** Opening INPUT block **
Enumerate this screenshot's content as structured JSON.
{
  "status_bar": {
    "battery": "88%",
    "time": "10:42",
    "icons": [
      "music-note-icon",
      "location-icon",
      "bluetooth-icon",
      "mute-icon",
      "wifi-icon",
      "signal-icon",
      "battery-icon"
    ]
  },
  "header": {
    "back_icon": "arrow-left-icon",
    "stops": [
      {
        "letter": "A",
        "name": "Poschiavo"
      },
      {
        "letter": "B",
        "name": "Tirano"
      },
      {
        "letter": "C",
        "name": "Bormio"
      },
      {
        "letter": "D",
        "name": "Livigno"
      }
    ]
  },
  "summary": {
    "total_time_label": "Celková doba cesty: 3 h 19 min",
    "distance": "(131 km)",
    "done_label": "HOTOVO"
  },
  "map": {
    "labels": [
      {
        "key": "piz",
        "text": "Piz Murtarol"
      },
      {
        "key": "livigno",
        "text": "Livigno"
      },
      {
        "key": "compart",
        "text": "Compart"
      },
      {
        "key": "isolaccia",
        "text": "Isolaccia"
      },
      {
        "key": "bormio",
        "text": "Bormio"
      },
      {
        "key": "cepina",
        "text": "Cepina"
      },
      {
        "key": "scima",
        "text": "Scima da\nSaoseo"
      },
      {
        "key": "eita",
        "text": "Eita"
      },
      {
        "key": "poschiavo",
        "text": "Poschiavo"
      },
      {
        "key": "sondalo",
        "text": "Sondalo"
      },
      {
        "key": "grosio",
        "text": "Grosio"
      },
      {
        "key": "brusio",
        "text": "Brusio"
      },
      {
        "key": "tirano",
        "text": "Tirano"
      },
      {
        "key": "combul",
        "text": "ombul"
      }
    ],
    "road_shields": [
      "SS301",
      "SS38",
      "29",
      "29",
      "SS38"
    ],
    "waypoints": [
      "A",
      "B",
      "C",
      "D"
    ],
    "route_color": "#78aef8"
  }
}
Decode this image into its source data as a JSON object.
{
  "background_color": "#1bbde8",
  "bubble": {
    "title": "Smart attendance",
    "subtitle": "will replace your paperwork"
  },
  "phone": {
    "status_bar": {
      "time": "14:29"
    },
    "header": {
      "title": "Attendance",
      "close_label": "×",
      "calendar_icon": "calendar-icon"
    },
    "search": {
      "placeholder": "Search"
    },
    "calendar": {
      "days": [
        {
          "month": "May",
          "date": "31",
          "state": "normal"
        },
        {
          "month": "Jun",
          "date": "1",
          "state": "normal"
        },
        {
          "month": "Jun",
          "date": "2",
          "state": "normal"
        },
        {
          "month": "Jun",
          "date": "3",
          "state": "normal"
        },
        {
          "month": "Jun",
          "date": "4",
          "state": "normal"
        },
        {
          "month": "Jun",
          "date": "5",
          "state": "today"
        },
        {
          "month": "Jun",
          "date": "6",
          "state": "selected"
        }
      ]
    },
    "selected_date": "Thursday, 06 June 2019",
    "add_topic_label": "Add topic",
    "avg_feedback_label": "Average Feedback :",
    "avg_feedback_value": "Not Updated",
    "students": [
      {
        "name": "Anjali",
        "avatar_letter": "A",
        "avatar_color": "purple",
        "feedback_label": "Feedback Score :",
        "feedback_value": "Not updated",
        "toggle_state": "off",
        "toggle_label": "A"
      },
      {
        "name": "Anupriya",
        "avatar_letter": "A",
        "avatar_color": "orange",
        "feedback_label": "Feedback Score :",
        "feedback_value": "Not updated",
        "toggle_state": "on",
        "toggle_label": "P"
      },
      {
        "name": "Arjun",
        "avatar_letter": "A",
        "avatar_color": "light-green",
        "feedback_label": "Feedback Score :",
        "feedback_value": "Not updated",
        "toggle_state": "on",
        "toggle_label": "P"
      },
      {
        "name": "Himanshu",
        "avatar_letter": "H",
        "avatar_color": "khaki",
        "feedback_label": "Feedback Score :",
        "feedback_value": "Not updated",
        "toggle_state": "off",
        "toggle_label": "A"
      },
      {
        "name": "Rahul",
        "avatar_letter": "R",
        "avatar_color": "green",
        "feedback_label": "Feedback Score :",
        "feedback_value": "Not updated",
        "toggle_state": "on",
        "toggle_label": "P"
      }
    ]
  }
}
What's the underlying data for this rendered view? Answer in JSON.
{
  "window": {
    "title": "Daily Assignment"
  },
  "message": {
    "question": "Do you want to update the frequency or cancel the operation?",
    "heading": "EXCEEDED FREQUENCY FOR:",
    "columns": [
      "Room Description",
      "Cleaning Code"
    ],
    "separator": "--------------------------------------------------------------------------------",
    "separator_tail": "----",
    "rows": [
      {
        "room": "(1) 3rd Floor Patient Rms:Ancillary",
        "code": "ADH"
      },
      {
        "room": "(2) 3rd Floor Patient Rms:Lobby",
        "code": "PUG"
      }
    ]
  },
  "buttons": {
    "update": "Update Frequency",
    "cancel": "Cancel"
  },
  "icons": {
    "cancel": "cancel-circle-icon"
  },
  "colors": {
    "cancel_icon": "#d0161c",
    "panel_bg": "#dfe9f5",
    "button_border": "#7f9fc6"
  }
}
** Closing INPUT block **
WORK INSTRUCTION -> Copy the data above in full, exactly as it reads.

TASK RESPONSE ->
Enumerate this screenshot's content as structured JSON.
{
  "status_bar": {
    "battery": "88%",
    "time": "10:42",
    "icons": [
      "music-note-icon",
      "location-icon",
      "bluetooth-icon",
      "mute-icon",
      "wifi-icon",
      "signal-icon",
      "battery-icon"
    ]
  },
  "header": {
    "back_icon": "arrow-left-icon",
    "stops": [
      {
        "letter": "A",
        "name": "Poschiavo"
      },
      {
        "letter": "B",
        "name": "Tirano"
      },
      {
        "letter": "C",
        "name": "Bormio"
      },
      {
        "letter": "D",
        "name": "Livigno"
      }
    ]
  },
  "summary": {
    "total_time_label": "Celková doba cesty: 3 h 19 min",
    "distance": "(131 km)",
    "done_label": "HOTOVO"
  },
  "map": {
    "labels": [
      {
        "key": "piz",
        "text": "Piz Murtarol"
      },
      {
        "key": "livigno",
        "text": "Livigno"
      },
      {
        "key": "compart",
        "text": "Compart"
      },
      {
        "key": "isolaccia",
        "text": "Isolaccia"
      },
      {
        "key": "bormio",
        "text": "Bormio"
      },
      {
        "key": "cepina",
        "text": "Cepina"
      },
      {
        "key": "scima",
        "text": "Scima da\nSaoseo"
      },
      {
        "key": "eita",
        "text": "Eita"
      },
      {
        "key": "poschiavo",
        "text": "Poschiavo"
      },
      {
        "key": "sondalo",
        "text": "Sondalo"
      },
      {
        "key": "grosio",
        "text": "Grosio"
      },
      {
        "key": "brusio",
        "text": "Brusio"
      },
      {
        "key": "tirano",
        "text": "Tirano"
      },
      {
        "key": "combul",
        "text": "ombul"
      }
    ],
    "road_shields": [
      "SS301",
      "SS38",
      "29",
      "29",
      "SS38"
    ],
    "waypoints": [
      "A",
      "B",
      "C",
      "D"
    ],
    "route_color": "#78aef8"
  }
}
Decode this image into its source data as a JSON object.
{
  "background_color": "#1bbde8",
  "bubble": {
    "title": "Smart attendance",
    "subtitle": "will replace your paperwork"
  },
  "phone": {
    "status_bar": {
      "time": "14:29"
    },
    "header": {
      "title": "Attendance",
      "close_label": "×",
      "calendar_icon": "calendar-icon"
    },
    "search": {
      "placeholder": "Search"
    },
    "calendar": {
      "days": [
        {
          "month": "May",
          "date": "31",
          "state": "normal"
        },
        {
          "month": "Jun",
          "date": "1",
          "state": "normal"
        },
        {
          "month": "Jun",
          "date": "2",
          "state": "normal"
        },
        {
          "month": "Jun",
          "date": "3",
          "state": "normal"
        },
        {
          "month": "Jun",
          "date": "4",
          "state": "normal"
        },
        {
          "month": "Jun",
          "date": "5",
          "state": "today"
        },
        {
          "month": "Jun",
          "date": "6",
          "state": "selected"
        }
      ]
    },
    "selected_date": "Thursday, 06 June 2019",
    "add_topic_label": "Add topic",
    "avg_feedback_label": "Average Feedback :",
    "avg_feedback_value": "Not Updated",
    "students": [
      {
        "name": "Anjali",
        "avatar_letter": "A",
        "avatar_color": "purple",
        "feedback_label": "Feedback Score :",
        "feedback_value": "Not updated",
        "toggle_state": "off",
        "toggle_label": "A"
      },
      {
        "name": "Anupriya",
        "avatar_letter": "A",
        "avatar_color": "orange",
        "feedback_label": "Feedback Score :",
        "feedback_value": "Not updated",
        "toggle_state": "on",
        "toggle_label": "P"
      },
      {
        "name": "Arjun",
        "avatar_letter": "A",
        "avatar_color": "light-green",
        "feedback_label": "Feedback Score :",
        "feedback_value": "Not updated",
        "toggle_state": "on",
        "toggle_label": "P"
      },
      {
        "name": "Himanshu",
        "avatar_letter": "H",
        "avatar_color": "khaki",
        "feedback_label": "Feedback Score :",
        "feedback_value": "Not updated",
        "toggle_state": "off",
        "toggle_label": "A"
      },
      {
        "name": "Rahul",
        "avatar_letter": "R",
        "avatar_color": "green",
        "feedback_label": "Feedback Score :",
        "feedback_value": "Not updated",
        "toggle_state": "on",
        "toggle_label": "P"
      }
    ]
  }
}
What's the underlying data for this rendered view? Answer in JSON.
{
  "window": {
    "title": "Daily Assignment"
  },
  "message": {
    "question": "Do you want to update the frequency or cancel the operation?",
    "heading": "EXCEEDED FREQUENCY FOR:",
    "columns": [
      "Room Description",
      "Cleaning Code"
    ],
    "separator": "--------------------------------------------------------------------------------",
    "separator_tail": "----",
    "rows": [
      {
        "room": "(1) 3rd Floor Patient Rms:Ancillary",
        "code": "ADH"
      },
      {
        "room": "(2) 3rd Floor Patient Rms:Lobby",
        "code": "PUG"
      }
    ]
  },
  "buttons": {
    "update": "Update Frequency",
    "cancel": "Cancel"
  },
  "icons": {
    "cancel": "cancel-circle-icon"
  },
  "colors": {
    "cancel_icon": "#d0161c",
    "panel_bg": "#dfe9f5",
    "button_border": "#7f9fc6"
  }
}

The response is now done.